Every pattern must have a predetermined parting line (Fig. 3). This is the point at which the sand mold will separate. When you set up a mold for a piston (Fig. 4), the flat surface of the face of the piston determines the parting line. The cope is placed on a flat surface and the piston pattern is then placed face in the center of the cope. The edge of the piston pattern is slightly tapered so that it will release from the sand. Parting dust is then dusted over the pattern. Sand is sifted over the pattern until the cope is full. You must overfill the cope or drag so that when the sand is compressed by ramming the sand is level with the outer edge of the flask. The cope is then turned over and the drag is placed in position and the filling and ramming operation is then repeated. The flask, now being upside-down, is then turned upright. The mold is then pulled apart. The pattern is still in the cope. (Fig. 4) A tool like an ice pick (Fig. 2) is then stuck into the pattern. Often you have to tap it in with a metal rod not a hammer as it is too heavy. Use the metal rod to tap the pattern lightly all over and then tap horizontally around the pick where it sticks into the pattern. The pattern should be loose enough to be removed by lifting it out with the pick.

Now place the cope on its side and using a spoon scrape the opening of the pouring hole out so that it is funnel shaped. The higher the pouring and riser holes are above the part you are casting the better the casting will come out. This puts more pressure in the mold and cuts down on shrinkage in the casting.

Now, this has been a fairly simple mold to set up, but, what about a pattern with a parting line that follows a curve or is uneven. The piston pattern was only in the cope of the flask. Many patterns will be partly in the cope and partly in the drag (Fig. 5) and often they have uneven parting lines. Setting up a pattern like this requires some skill. It is easier to use a split pattern which is a pattern cut into at the line of parting.

In any case, when you put the one-half of a split pattern in the cope or even a regular pattern (Fig. 3) you must position the pattern so that it can be pulled vertically out of the mold. This may require placing a support block under the pattern in order to have it stay in position while the sand is being rammed in. When the sand is rammed in and the cope is turned over you must then take a spoon and scrape all the sand away to the parting line.

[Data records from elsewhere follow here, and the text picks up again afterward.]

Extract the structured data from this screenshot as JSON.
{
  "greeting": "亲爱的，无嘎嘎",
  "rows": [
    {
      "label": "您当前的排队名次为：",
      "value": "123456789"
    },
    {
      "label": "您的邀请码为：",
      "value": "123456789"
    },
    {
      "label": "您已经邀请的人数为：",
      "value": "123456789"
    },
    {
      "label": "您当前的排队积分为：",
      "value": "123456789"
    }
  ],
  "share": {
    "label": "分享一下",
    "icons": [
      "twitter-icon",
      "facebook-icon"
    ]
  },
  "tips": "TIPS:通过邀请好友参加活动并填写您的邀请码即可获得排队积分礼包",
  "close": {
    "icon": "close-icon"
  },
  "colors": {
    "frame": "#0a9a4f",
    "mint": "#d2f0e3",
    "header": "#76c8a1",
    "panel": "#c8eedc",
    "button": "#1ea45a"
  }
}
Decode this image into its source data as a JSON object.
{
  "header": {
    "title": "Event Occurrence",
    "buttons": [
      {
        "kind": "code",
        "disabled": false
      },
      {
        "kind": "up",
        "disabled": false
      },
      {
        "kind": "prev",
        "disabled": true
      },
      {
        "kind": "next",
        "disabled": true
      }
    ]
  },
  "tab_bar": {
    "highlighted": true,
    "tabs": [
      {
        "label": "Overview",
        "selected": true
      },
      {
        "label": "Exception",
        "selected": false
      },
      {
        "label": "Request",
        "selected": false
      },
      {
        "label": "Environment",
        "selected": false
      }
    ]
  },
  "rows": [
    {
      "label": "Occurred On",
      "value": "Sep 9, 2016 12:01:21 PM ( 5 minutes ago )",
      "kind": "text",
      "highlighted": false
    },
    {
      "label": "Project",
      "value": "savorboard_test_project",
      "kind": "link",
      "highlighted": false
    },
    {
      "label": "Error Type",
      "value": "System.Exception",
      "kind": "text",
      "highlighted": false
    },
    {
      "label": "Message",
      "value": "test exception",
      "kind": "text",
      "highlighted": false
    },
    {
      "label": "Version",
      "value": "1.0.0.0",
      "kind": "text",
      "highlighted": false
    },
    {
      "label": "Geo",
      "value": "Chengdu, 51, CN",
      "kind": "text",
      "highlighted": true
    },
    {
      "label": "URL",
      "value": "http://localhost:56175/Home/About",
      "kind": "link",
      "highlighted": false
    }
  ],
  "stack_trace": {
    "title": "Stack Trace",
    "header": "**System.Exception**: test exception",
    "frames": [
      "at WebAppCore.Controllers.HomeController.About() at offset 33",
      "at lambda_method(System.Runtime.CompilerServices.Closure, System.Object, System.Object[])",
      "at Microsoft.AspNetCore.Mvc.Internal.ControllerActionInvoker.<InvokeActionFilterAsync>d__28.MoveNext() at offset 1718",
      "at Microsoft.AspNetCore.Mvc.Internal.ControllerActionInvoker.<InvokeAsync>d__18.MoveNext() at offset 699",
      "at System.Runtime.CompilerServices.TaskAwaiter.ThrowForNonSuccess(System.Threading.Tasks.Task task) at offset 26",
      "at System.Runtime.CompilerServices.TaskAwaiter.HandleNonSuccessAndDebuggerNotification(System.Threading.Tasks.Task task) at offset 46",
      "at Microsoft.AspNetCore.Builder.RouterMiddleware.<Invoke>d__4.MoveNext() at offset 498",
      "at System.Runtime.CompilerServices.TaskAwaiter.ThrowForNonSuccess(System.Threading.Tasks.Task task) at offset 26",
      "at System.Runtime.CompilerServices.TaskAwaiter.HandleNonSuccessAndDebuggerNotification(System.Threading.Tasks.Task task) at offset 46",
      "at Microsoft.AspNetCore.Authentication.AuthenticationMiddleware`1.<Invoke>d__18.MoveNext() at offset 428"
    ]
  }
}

The sand should be scraped from the edge of the cope gradually down to the parting line (Fig. 5). Of course, this depends on how much space there is between the pattern and the cope. When using a regular pattern, the drag is put in position, the mold is then dusted and the sand is rammed in.

The gates, riser and pouring hole are put in the same way as before. In the case of the split pattern, you must add the other half of the pattern before ramming the sand in. The split pattern is held together by small pins (Fig. 3) left loose enough so that the pattern can be easily pulled apart when the mold is pulled apart.

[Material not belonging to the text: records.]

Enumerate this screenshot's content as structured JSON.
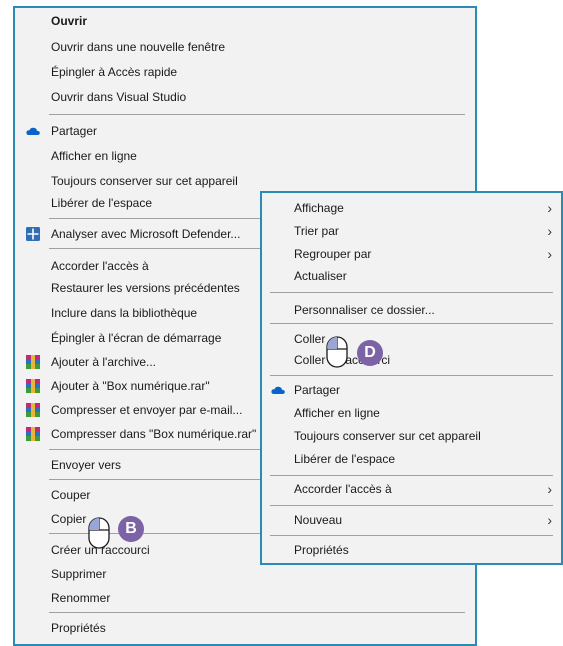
{
  "left_menu": {
    "items": [
      {
        "label": "Ouvrir"
      },
      {
        "label": "Ouvrir dans une nouvelle fenêtre"
      },
      {
        "label": "Épingler à Accès rapide"
      },
      {
        "label": "Ouvrir dans Visual Studio"
      },
      {
        "label": "Partager",
        "icon": "onedrive-cloud-icon"
      },
      {
        "label": "Afficher en ligne"
      },
      {
        "label": "Toujours conserver sur cet appareil"
      },
      {
        "label": "Libérer de l'espace"
      },
      {
        "label": "Analyser avec Microsoft Defender...",
        "icon": "defender-shield-icon"
      },
      {
        "label": "Accorder l'accès à"
      },
      {
        "label": "Restaurer les versions précédentes"
      },
      {
        "label": "Inclure dans la bibliothèque"
      },
      {
        "label": "Épingler à l'écran de démarrage"
      },
      {
        "label": "Ajouter à l'archive...",
        "icon": "winrar-icon"
      },
      {
        "label": "Ajouter à \"Box numérique.rar\"",
        "icon": "winrar-icon"
      },
      {
        "label": "Compresser et envoyer par e-mail...",
        "icon": "winrar-icon"
      },
      {
        "label": "Compresser dans \"Box numérique.rar\" et envoyer par e-mail",
        "icon": "winrar-icon"
      },
      {
        "label": "Envoyer vers"
      },
      {
        "label": "Couper"
      },
      {
        "label": "Copier"
      },
      {
        "label": "Créer un raccourci"
      },
      {
        "label": "Supprimer"
      },
      {
        "label": "Renommer"
      },
      {
        "label": "Propriétés"
      }
    ]
  },
  "right_menu": {
    "items": [
      {
        "label": "Affichage",
        "submenu": true
      },
      {
        "label": "Trier par",
        "submenu": true
      },
      {
        "label": "Regrouper par",
        "submenu": true
      },
      {
        "label": "Actualiser"
      },
      {
        "label": "Personnaliser ce dossier..."
      },
      {
        "label": "Coller"
      },
      {
        "label": "Coller le raccourci"
      },
      {
        "label": "Partager",
        "icon": "onedrive-cloud-icon"
      },
      {
        "label": "Afficher en ligne"
      },
      {
        "label": "Toujours conserver sur cet appareil"
      },
      {
        "label": "Libérer de l'espace"
      },
      {
        "label": "Accorder l'accès à",
        "submenu": true
      },
      {
        "label": "Nouveau",
        "submenu": true
      },
      {
        "label": "Propriétés"
      }
    ],
    "chevron": "›"
  },
  "badges": {
    "b": "B",
    "d": "D"
  },
  "colors": {
    "border": "#2a8bb5",
    "menu_bg": "#f2f2f2",
    "badge": "#7b63a5",
    "onedrive": "#0a64c8"
  }
}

Tempering is the term used for the process of adding water to dampen the sand. It must be sprinkled on, not poured on. Use a soft drink bottle (the quart size or larger) with a sprinkler attachment which is used by the ladies for dampening clothing before ironing. For larger amounts of sand use a flower watering can. A small amount of water should be sprinkled on and then the sand should be turned over with a shovel. This is repeated until the sand is completely damp. You should be able to grab up some sand in your hand and squeeze it. If the sand is tempered right, it will stay together when you let loose. Store the sand in a plastic trash can and it will be ready for use at any time. You will have to retemper the sand each time you use it. If you think the sand is too wet, let the sand dry for a day or two.

When you have your mold set up and are ready to pour, be sure to skim off the slag from the melted metal before pouring. This is done with a small ladle. When pouring, keep the metal flowing at an even rate for best results.

I will have to continue this in the next issue. I hope you all are able to attend your local shows this spring and summer. Well, that is all for right now.